Last month, Howard noted to The Cornucopia Institute, “I expect more deals to occur, since organic foods sales continue to increase faster than sales of conventional foods, and corporations are flush with cash and/or access to cheap credit.” If you still want to support independent organics, an act that also helps maintain organic integrity, you can — it’s just becoming more difficult.

  • Use Howard’s Organic Industry Structure: Major Independents and Their Subsidiary Brands chart, shown above, to make shopping choices. Note, however that Applegate Farms has so recently been bought out by Hormel, that it’s still on the list, but, it’s no longer independent.
  • Make sure you fully understand the organic label so you can make educated organic purchases.
  • Seek out smaller, independent organic companies, such as local organic farms in your area. Find Farmer’s Markets near you that may be selling organic or visit Local Harvest to find organic farms.

The updated Who Owns Organic Chart is available for download at The Cornucopia Institute or Howard’s website.

RELATED | Answers to Frequently Asked Questions About the Organic Label

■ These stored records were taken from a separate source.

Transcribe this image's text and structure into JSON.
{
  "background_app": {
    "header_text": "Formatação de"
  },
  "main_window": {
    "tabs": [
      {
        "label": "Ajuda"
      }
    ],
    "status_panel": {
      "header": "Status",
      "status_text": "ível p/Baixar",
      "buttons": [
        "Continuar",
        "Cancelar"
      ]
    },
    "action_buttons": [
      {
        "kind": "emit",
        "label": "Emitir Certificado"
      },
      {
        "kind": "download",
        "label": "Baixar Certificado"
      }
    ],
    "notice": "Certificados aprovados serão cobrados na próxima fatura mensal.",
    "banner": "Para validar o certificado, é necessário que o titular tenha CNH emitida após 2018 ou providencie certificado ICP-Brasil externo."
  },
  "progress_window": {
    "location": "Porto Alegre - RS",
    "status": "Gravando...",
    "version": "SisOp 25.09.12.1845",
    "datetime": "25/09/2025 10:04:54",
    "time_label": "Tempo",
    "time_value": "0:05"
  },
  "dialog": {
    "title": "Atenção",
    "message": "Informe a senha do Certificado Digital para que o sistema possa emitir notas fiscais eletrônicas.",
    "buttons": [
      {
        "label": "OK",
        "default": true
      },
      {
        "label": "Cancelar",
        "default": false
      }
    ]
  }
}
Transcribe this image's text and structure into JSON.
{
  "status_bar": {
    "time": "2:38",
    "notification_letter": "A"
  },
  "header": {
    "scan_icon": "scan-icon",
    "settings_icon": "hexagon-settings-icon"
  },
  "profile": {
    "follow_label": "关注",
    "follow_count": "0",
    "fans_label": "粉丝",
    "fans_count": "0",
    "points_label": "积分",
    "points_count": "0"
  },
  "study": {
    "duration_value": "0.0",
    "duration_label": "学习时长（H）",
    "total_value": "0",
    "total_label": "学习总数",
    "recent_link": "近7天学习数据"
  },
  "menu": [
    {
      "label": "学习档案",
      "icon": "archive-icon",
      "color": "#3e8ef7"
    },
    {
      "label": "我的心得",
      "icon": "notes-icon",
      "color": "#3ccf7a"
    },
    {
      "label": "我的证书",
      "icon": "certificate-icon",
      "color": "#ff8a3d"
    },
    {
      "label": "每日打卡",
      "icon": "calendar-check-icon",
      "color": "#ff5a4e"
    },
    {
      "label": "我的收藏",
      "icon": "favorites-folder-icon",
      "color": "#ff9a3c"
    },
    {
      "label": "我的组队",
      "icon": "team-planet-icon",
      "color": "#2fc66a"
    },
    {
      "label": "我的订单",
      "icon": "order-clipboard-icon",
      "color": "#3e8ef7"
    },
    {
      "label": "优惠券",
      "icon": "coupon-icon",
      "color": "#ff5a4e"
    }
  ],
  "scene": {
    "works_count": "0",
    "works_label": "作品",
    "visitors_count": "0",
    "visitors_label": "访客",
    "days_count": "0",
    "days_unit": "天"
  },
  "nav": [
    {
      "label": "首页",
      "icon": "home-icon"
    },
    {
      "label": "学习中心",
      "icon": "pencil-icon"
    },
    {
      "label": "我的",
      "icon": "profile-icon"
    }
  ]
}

+ Organic Processing Industry Structure by Philip H. Howard

+ The Cornucopia Institute